In Madrid, Spain questions are being raised about safety measures where a nurse with Ebola is in a serious but stable condition. People are panicking and refusing to do their jobs at the hospital where the same nurse is being held.
In America, cleaners at airports are requesting better equipment to deal with rubbish left behind by passengers arriving from countries where one could catch Ebola (but the virus is travelling fast and soon we could catch it anywhere).
In the UK the Department of Health has said it will provide further details about Ebola screenings at Heathrow and Gatwick airports and Eurostar terminals next week. This announcement has come ahead of a national exercise which will take place today to test Britain’s readiness for an Ebola outbreak. Soon, every country around the world may follow forth.
Of course there’s a chance that this Ebola virus might come to an end soon but why take risks?

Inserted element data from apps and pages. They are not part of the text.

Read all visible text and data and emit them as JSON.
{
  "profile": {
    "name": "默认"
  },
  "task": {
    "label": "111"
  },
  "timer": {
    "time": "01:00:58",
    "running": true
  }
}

In Madrid, at Carlos III hospital where Teresa Romero caught the deadly disease while treating a missionary there, staff have thrown medical gloves at the Spanish prime minister and told him to go away after he went there to visit the nurse infected with Ebola. Hospital staff has rightly so complained that they did not receive the appropriate training to deal with the disease. What chance do we have?
In case of an outbreak it is the “little people” that always suffer so one of the best things to do is to familiarise yourself with the disease, how to avoid it, and to store food in your house.
In case of an outbreak and martial law and who knows what else, it is always good to have food and clean water stored at home in case you can’t leave your place for a few days or even a few weeks.
Think of how much money you spend on cosmetics and technology and other crap that you don’t need.
Why not spend that money instead on food?
Canned food, dried fruit, bottled water, medicine; get it all and be ready for the worst. If nothing happens, even better. You can always eat the food later on. But if something happens and you’re not ready for it, then what? What will you eat? Your iPad? Your iPhone? You better have some ketchup to go with it.
On a more serious note, Ebola has already been labelled as the new AIDS, but it could turn out to be much worse. And so far we only know what we are being told, which is not a lot when you think about it.
Like I said, get ready for the worst even if it doesn’t happens.
Better to be prepared than to be caught off guard.
As I said earlier, in Madrid some staff have refused to attend to possible Ebola cases due to lack of training and safety standards. Worst case scenario, victims of Ebola will just be left to die. Teresa Romero, the nurse who contracted the virus, is being treated with injections with antibodies extracted from the blood of Ebola survivors. Sounds like something out of that movie World War Z, doesn’t it? Let’s hope things don’t get as bad as it did in the movie.
So far the Ebola outbreak has claimed close to 4,000 lives in West Africa since the first cases were recorded in Guinea last year, but the number could increase dramatically if nothing is done about it. The virus spreads through direct contact with body fluids and causes fever, diarrhoea, vomiting, and even internal bleeding.
Some conspiracy theorists have come forward to say that this is a way of controlling the population, diminishing it and put it to a lower number. Fingers are being pointed and rumours are being spread, but as of yet no one really knows what’s happening. Or maybe someone knows and they’re keeping us in the dark.
It wouldn’t be the first time, would it?
And even if a cure is found for this disease, at first it will be limited and who do you think will get it first?